Like a scene from “Congo,” we couldn’t see the gorillas but we knew they were there. At times, I could almost feel the Alpha Male breathing down my neck, waiting for the most opportune moment to strike. And then, as instinct suggested, he did.
Pounding to a halt just a few feet in front of our trembling, downturned faces, the black back rose to his full, menacing height. Eyes wild with rage, he pumped his gigantic fists and thumped his wide, burly chest – a display of brawn used to frighten the intruder. Well, it worked.
Eventually classifying the threat as a false alarm, he let out a final spine-tingling growl, followed by a few mocking snorts before returning to his disrupted lunch. He snapped twigs, ripped open branches and sucked nutrients from every possible surface. Snap, crack and pop (into the mouth it goes).
Attempting to create a better viewing platform of the black back gorilla, our trackers moved on, leaving us to do what tourists do best – take photos! As we snapped, they hacked, forging a new path with their razor-sharp machetes. A few quick swipes and the leafy curtain opened, revealing the main event! Perfectly exposed, the bright sun bounced off our hardy black back’s chiseled pecks, and his beady black eyes glinted to life.
But it seemed like I wasn’t looking at an animal; he was more like a person. Sure, we don’t have canine teeth, weigh 400 pounds or need a full-body wax. But the gorillas’ actions and emotions evoked an extremely familiar being. From their large, calloused fists to their perfectly rounded human-like ears; and from their flattened molars and wide grins to their almond-shaped, bright eyes; we seemed almost one and the same.

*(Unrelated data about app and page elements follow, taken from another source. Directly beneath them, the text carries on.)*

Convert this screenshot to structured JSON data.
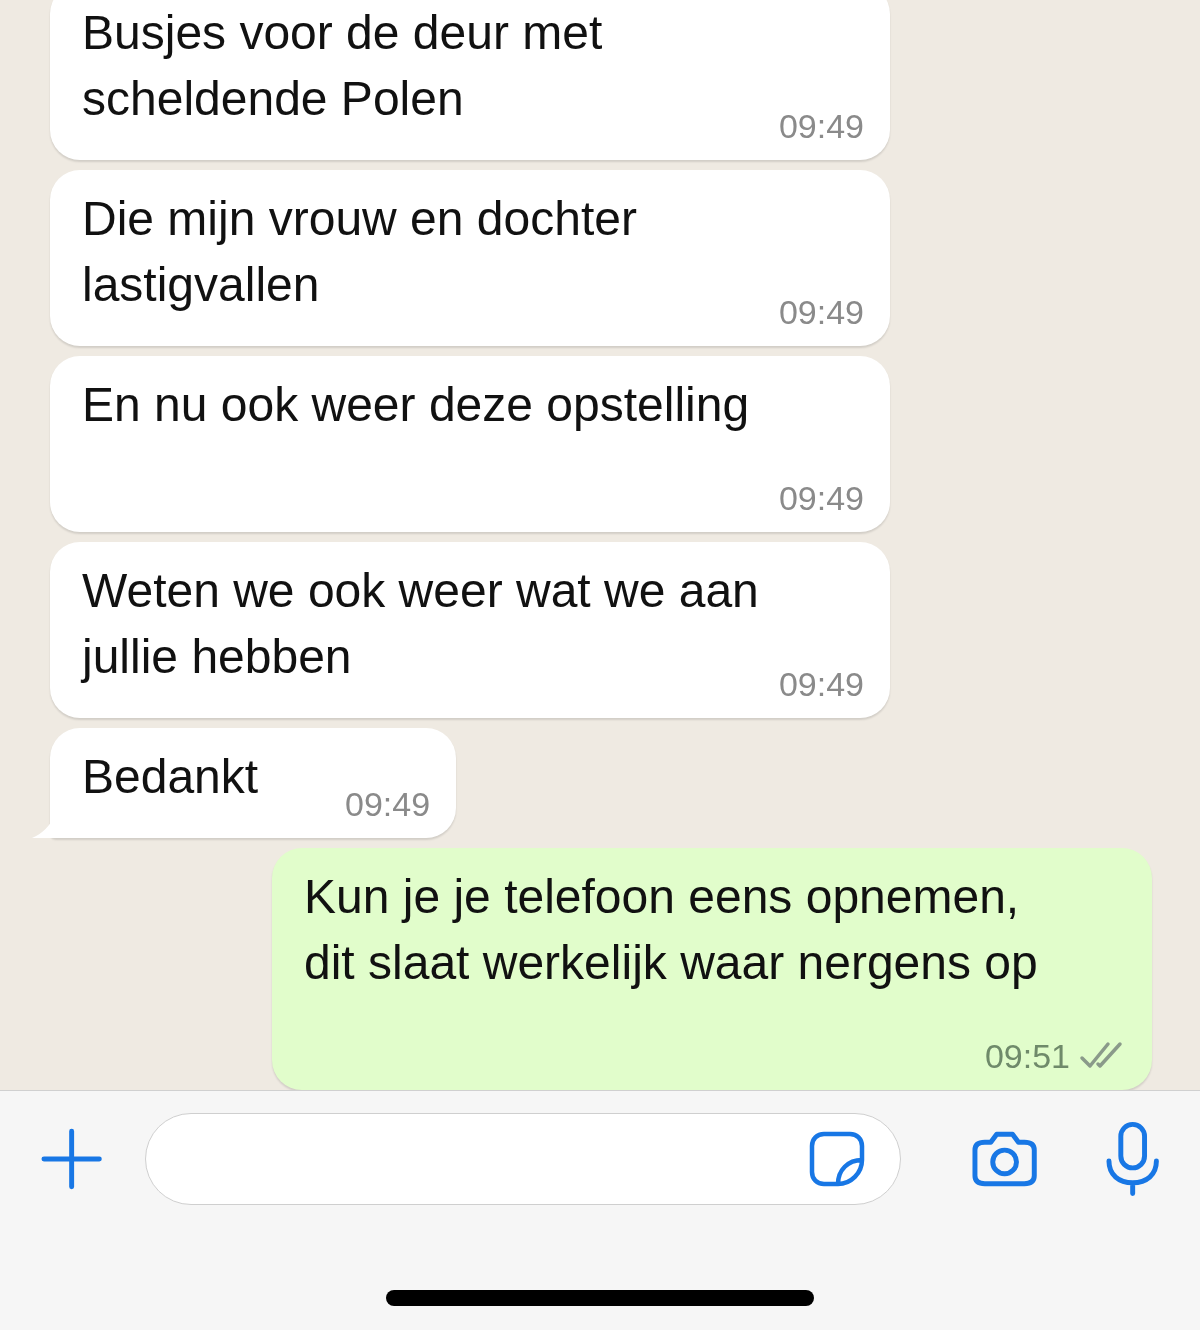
{
  "messages": [
    {
      "kind": "incoming",
      "text": "Busjes voor de deur met scheldende Polen",
      "time": "09:49",
      "tail": false
    },
    {
      "kind": "incoming",
      "text": "Die mijn vrouw en dochter lastigvallen",
      "time": "09:49",
      "tail": false
    },
    {
      "kind": "incoming",
      "text": "En nu ook weer deze opstelling",
      "time": "09:49",
      "tail": false
    },
    {
      "kind": "incoming",
      "text": "Weten we ook weer wat we aan jullie hebben",
      "time": "09:49",
      "tail": false
    },
    {
      "kind": "incoming",
      "text": "Bedankt",
      "time": "09:49",
      "tail": true
    },
    {
      "kind": "outgoing",
      "text": "Kun je je telefoon eens opnemen, dit slaat werkelijk waar nergens op",
      "time": "09:51",
      "tail": false,
      "read": false
    }
  ]
}
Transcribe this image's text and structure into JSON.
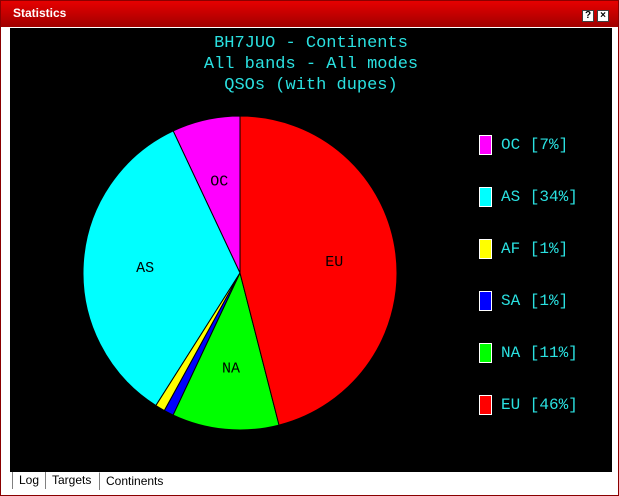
{
  "window": {
    "title": "Statistics",
    "help_glyph": "?",
    "close_glyph": "×"
  },
  "colors": {
    "titlebar": "#cc0000",
    "plot_background": "#000000",
    "text": "#2ae0e0"
  },
  "chart_data": {
    "type": "pie",
    "title_lines": [
      "BH7JUO - Continents",
      "All bands - All modes",
      "QSOs (with dupes)"
    ],
    "slices": [
      {
        "name": "OC",
        "value": 7,
        "legend": "OC [7%]",
        "color": "#ff00ff",
        "label": "OC"
      },
      {
        "name": "AS",
        "value": 34,
        "legend": "AS [34%]",
        "color": "#00ffff",
        "label": "AS"
      },
      {
        "name": "AF",
        "value": 1,
        "legend": "AF [1%]",
        "color": "#ffff00",
        "label": ""
      },
      {
        "name": "SA",
        "value": 1,
        "legend": "SA [1%]",
        "color": "#0000ff",
        "label": ""
      },
      {
        "name": "NA",
        "value": 11,
        "legend": "NA [11%]",
        "color": "#00ff00",
        "label": "NA"
      },
      {
        "name": "EU",
        "value": 46,
        "legend": "EU [46%]",
        "color": "#ff0000",
        "label": "EU"
      }
    ],
    "legend_position": "right"
  },
  "tabs": [
    {
      "label": "Log",
      "active": false
    },
    {
      "label": "Targets",
      "active": false
    },
    {
      "label": "Continents",
      "active": true
    }
  ]
}
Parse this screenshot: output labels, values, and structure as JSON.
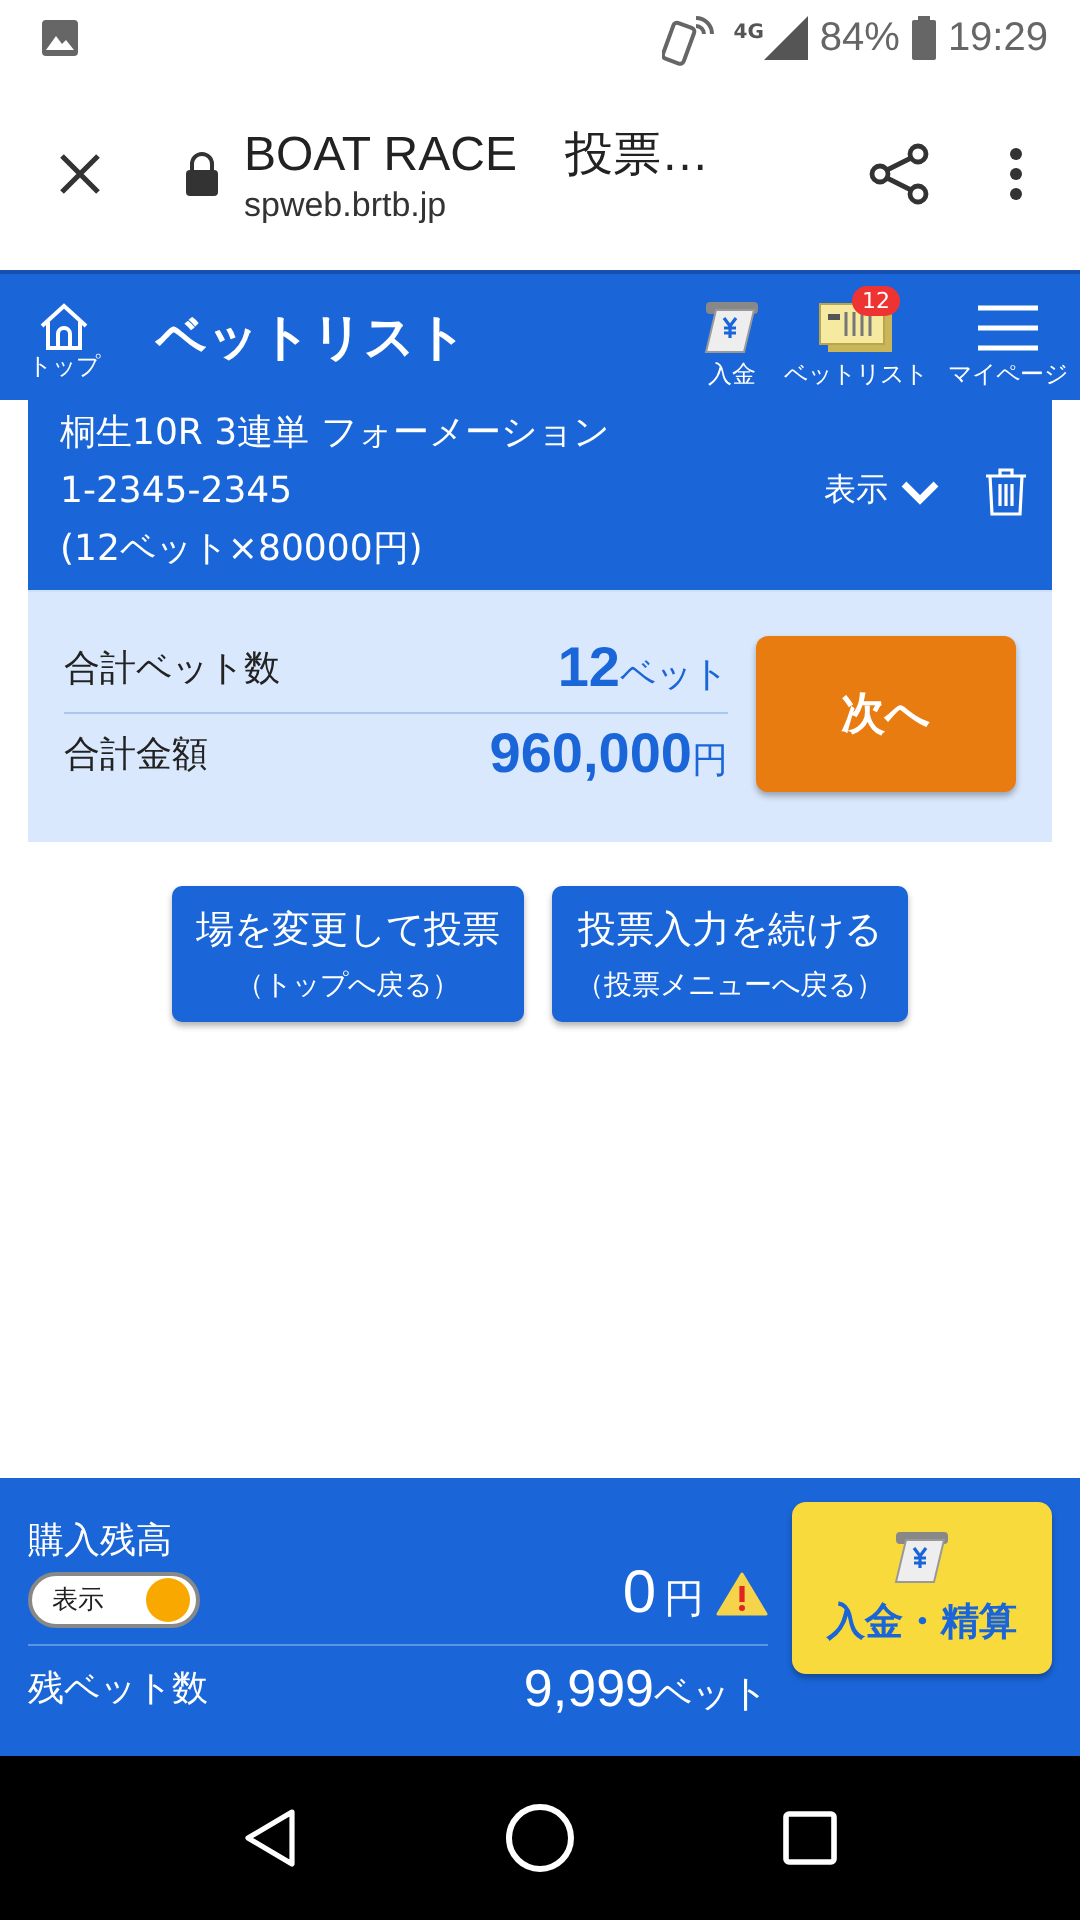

Too focused on eating and foraging, the black back, along with the rest of his family, paid our advances, cameras and hushed conversation no mind, and one hour flew by quicker than a Ugandan Olympian. Gathering my final thoughts and impressions, I waved goodbye to the Orozogo family and began the clumsy climb out, back to what seemed a distant but parallel universe to the one shared by the rest of “us.”